Page and application data records
—————
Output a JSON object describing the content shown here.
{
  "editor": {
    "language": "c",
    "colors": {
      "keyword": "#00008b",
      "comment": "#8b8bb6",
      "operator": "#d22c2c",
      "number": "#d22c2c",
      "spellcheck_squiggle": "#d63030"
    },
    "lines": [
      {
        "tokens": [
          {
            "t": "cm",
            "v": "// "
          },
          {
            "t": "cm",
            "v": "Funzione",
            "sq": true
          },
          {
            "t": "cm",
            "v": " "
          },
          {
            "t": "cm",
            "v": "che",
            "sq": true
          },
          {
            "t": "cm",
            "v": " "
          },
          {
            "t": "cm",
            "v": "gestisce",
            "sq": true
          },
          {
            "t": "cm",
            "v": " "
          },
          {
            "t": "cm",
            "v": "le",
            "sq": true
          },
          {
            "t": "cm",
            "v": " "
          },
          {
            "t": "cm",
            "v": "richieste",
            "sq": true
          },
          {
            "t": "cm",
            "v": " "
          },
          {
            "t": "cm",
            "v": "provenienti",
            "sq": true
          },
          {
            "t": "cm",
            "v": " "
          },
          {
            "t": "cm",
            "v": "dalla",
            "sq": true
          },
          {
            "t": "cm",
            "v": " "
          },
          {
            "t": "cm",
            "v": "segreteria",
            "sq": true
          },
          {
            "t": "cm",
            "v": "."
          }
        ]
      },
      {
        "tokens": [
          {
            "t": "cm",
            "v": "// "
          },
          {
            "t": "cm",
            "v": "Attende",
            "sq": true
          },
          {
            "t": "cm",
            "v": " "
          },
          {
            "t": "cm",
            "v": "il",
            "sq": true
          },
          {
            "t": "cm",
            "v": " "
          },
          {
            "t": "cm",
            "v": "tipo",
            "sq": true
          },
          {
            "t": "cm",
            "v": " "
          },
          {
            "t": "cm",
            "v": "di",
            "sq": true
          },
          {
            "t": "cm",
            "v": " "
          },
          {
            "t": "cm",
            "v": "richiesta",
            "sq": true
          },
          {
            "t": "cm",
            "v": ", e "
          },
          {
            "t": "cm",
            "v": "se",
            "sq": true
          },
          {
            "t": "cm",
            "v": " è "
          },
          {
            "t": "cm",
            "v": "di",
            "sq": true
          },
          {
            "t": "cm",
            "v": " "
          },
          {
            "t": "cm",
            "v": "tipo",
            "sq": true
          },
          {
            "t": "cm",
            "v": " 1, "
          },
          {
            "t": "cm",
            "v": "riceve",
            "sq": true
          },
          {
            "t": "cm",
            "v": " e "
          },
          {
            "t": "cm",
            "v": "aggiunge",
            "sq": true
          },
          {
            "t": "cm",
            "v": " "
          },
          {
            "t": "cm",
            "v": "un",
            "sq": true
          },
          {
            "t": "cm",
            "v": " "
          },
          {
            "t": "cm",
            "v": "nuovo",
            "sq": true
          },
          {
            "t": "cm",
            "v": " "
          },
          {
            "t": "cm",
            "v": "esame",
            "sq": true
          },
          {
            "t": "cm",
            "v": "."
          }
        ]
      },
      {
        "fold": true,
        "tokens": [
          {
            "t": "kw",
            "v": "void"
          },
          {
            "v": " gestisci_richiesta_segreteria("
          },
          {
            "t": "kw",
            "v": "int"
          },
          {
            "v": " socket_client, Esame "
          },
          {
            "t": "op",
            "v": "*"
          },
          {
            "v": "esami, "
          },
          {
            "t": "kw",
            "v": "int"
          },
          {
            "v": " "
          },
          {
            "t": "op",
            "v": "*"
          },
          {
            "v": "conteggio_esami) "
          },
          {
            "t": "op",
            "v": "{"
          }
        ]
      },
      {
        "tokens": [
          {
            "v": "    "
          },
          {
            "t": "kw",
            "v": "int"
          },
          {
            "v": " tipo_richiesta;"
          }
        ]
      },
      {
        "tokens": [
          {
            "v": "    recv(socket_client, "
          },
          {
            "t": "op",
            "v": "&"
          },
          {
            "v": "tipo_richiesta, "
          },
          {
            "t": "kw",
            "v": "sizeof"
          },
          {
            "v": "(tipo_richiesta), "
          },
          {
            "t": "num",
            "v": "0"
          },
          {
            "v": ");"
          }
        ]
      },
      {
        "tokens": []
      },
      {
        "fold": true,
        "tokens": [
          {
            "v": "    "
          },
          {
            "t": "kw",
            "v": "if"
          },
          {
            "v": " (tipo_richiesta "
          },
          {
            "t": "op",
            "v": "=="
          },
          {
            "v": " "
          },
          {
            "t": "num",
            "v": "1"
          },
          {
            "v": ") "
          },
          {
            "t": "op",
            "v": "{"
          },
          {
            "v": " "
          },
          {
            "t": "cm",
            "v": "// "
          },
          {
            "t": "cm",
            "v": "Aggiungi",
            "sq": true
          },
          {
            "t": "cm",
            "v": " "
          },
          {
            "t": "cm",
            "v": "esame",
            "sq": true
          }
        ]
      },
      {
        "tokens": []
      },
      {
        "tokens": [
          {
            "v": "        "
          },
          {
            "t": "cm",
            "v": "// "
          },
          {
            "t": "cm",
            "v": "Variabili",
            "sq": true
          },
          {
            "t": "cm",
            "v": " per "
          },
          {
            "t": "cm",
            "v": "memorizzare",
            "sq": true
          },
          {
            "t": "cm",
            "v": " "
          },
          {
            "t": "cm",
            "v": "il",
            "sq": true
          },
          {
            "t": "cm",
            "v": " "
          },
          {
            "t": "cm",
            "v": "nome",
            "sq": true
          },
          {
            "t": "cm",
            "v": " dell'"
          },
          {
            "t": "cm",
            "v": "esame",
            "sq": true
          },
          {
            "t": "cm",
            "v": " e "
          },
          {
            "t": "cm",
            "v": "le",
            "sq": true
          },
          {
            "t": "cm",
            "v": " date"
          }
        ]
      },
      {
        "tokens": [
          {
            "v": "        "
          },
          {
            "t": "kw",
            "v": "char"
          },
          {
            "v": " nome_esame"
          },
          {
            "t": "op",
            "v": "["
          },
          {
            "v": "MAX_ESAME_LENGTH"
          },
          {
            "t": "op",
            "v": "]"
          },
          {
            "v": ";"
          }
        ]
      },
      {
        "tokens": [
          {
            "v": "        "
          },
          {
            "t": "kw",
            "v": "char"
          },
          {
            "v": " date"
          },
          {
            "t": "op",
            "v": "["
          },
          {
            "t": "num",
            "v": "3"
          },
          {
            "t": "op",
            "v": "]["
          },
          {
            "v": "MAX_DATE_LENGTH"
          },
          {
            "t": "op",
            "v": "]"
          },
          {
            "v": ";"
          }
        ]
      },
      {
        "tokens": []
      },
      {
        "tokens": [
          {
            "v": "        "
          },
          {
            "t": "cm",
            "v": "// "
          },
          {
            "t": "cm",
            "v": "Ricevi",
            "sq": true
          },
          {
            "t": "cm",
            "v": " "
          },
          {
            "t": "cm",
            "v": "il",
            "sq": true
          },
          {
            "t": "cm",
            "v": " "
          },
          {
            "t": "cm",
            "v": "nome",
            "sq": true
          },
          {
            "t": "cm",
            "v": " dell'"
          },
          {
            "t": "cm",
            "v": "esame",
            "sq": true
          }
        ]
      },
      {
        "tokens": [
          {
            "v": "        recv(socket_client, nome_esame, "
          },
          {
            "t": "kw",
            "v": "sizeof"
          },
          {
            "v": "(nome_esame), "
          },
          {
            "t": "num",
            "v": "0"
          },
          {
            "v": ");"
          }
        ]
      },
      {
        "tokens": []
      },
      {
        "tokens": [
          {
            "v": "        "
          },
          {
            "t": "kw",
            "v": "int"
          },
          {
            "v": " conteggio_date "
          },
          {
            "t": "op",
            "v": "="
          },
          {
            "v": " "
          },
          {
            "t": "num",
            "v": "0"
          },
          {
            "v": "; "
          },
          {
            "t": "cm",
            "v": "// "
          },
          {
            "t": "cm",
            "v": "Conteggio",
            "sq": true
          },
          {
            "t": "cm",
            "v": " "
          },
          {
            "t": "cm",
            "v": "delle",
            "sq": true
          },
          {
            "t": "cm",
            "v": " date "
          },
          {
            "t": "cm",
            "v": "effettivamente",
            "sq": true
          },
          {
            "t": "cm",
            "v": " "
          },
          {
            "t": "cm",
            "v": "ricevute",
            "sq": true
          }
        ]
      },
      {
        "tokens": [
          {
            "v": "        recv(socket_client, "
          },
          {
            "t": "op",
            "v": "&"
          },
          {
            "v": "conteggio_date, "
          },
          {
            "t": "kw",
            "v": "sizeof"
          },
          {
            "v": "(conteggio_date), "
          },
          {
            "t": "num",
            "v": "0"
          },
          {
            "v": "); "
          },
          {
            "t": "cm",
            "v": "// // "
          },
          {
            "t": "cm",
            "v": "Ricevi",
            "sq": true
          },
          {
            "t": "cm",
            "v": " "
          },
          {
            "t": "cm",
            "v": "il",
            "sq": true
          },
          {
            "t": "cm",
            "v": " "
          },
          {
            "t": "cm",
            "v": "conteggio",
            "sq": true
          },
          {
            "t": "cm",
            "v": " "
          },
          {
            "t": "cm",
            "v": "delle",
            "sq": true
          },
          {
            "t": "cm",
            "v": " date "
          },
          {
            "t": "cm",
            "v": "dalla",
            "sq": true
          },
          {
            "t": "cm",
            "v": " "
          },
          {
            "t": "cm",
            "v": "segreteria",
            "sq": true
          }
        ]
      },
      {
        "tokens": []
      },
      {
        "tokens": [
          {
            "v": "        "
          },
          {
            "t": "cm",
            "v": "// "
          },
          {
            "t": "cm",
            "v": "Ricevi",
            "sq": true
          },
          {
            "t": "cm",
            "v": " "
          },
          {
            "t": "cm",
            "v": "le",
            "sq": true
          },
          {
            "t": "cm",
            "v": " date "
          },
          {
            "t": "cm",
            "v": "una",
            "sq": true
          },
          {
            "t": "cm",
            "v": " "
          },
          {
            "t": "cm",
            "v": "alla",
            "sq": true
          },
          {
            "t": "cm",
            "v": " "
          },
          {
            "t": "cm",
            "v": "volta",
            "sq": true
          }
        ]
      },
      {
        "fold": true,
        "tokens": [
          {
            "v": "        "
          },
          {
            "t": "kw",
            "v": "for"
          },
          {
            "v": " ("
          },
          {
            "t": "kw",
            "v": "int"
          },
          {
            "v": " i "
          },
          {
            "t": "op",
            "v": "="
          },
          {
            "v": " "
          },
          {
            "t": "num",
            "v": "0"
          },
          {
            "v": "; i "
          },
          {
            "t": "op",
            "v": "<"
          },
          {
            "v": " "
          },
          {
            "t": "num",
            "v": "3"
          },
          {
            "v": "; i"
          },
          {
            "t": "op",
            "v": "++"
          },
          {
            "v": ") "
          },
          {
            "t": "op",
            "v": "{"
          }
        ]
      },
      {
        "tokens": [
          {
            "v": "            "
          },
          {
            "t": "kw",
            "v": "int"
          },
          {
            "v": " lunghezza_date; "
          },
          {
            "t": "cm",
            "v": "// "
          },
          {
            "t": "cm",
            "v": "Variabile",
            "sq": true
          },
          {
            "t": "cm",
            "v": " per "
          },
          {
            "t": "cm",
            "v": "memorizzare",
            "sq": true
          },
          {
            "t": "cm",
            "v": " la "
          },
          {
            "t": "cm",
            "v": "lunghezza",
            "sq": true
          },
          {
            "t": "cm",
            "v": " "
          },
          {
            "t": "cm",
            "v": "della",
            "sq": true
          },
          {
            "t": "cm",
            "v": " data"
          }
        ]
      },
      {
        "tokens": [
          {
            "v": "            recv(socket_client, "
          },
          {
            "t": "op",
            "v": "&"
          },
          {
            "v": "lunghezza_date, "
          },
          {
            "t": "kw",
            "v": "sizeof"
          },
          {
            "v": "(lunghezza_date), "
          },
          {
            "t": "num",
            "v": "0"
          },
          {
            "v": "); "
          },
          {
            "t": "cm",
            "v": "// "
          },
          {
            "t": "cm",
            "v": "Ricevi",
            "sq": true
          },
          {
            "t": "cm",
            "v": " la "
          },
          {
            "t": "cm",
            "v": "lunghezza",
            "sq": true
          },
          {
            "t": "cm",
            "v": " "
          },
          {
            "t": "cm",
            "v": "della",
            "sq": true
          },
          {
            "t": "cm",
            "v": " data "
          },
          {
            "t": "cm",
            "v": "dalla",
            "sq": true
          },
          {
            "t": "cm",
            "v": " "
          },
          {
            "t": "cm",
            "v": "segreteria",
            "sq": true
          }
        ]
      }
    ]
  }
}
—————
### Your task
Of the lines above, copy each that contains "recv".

### Problem solution
            "v": "    recv(socket_client, "
            "v": "        recv(socket_client, nome_esame, "
            "v": "        recv(socket_client, "
            "v": "            recv(socket_client, "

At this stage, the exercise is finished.